Earlier this year the level of carbon dioxide in the atmosphere hit 400 parts per million. This is an alarming development for it represents the highest levels found on earth in millions of years.
I mentioned this at one of our regular UVic meditation meetings and one of the students groaned and said: “We’re screwed."
The reality of global change is not new to young people. In high school science classes and now in university courses they have learned that the carbon dioxide levels in the atmosphere have been steadily rising due to human industrial and fossil fuel activity and that this is contributing to rapid global warming. Already we're seeing the deadly effects of climate change in the form of rising seas, wildfires, flash floods and extreme weather of all kinds, and passing 400 PPM is an ominous sign of what might come next. Scientists tell us that the intensity and frequency of major climate events will only increase and that it will it will impact every aspect of human endeavor and the life of our planet.
So what does a young person do when confronted with a global climate crisis? What does anyone do?
Perhaps some suggestions from my spiritual tradition may point the way.
First, an inner transformation is called for that re-connects us with the nature of who we are as human beings on this earth. The Christian spiritual tradition, drawing from its Judaic origins, teaches that all of nature is sacred and imbued with the creative impulse of divine presence. “All the Earth is the Lord’s, and the fullness thereof” the Psalms tell us, and the natural human response to the magnificence and wisdom inherent in nature is respect, love, awe and reverence. We are encouraged to cherish and respect the rich diversity of life and to celebrate the beauty and wonder of the earth. We are called to recognize that we are members of one family of life and to have love form the basis of all our relationships with one another and with nature. Many people express this aspect of spirituality by being in nature, or through gardening, or with scientific curiosity exploring the amazing intelligence manifest in life.
Secondly, the Christian tradition encourages us to be bluntly honest with ourselves and recognize that we fall far short of that love and that we have become alienated from ourselves, from one another and from nature. Instead of being motivated by love, we are often controlled by fear and greed.
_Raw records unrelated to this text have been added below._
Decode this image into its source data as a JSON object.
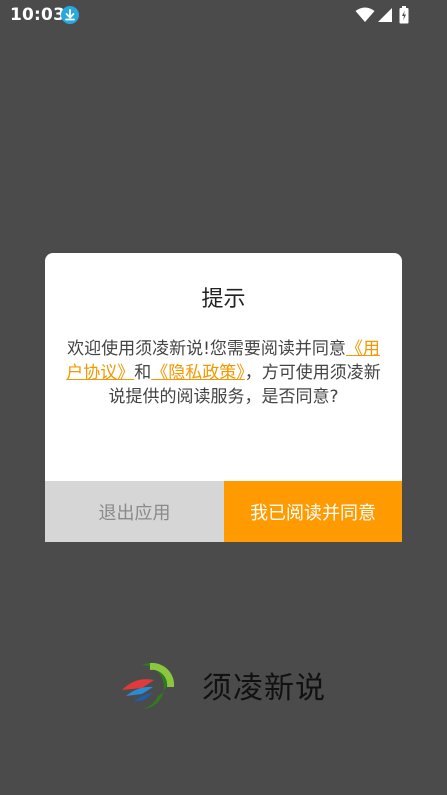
{
  "status_bar": {
    "time": "10:03",
    "icons": [
      "download-icon",
      "wifi-icon",
      "signal-icon",
      "battery-icon"
    ]
  },
  "dialog": {
    "title": "提示",
    "message_part1": "欢迎使用须凌新说!您需要阅读并同意",
    "link_user_agreement": "《用户协议》",
    "message_and": "和",
    "link_privacy_policy": "《隐私政策》",
    "message_part2": "，方可使用须凌新说提供的阅读服务，是否同意?",
    "exit_button": "退出应用",
    "agree_button": "我已阅读并同意"
  },
  "brand": {
    "name": "须凌新说"
  },
  "colors": {
    "overlay": "#4b4b4b",
    "accent": "#ff9a00",
    "link": "#f39800",
    "exit_button_bg": "#d6d6d6"
  }
}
As a species we have set up systems of domination and exploitation, in the name of progress, that cause widespread poverty and increasing devastation of nature. What the Christian tradition calls for is a transformation of consciousness. It invites us to shift focus off our egoic concern and self-preservation. Instead it calls us to recognize our profound link with all beings and that their well-being ought to be the centre of our concern. This is nothing less than an invitation to a spirituality of compassion.
Thirdly, the tradition calls for action. “To live simply so that others may simply live.” To work with others for the healing of the earth and preservation of the abundance and vibrancy of life on earth for future generations, human and nonhuman. To build a world in which affirms the importance of justice, right relationships, frugality, humility and reverence for life and nature.
In short, what is called for is both an inner and outer transformation. We are invited into an inner spiritual transformation that renews our right relationship with the Sacred Reality in which we live, move and have our being. And we are called to outer action that stops the destruction of the earth and creatively builds capacity for a sustainable future.
Is it too late to make this change? Are today’s natural and human disasters signs of much worse conditions to come and can we only helplessly watch and suffer? Or can we as a species make the necessary leap in the evolution of our collective consciousness to give shape to a more compassionate relationship with all of life? The students I work with live out of this hope, and many are taking action now, both spiritually and communally, preparing for this future.
Henri Lock is the United Church Chaplain at the University of Victoria. He is part of a religiously diverse team offering spiritual resources to the UVic community through the office of Multifaith Services.
You can read more from our interfaith blog Spiritually Speaking HERE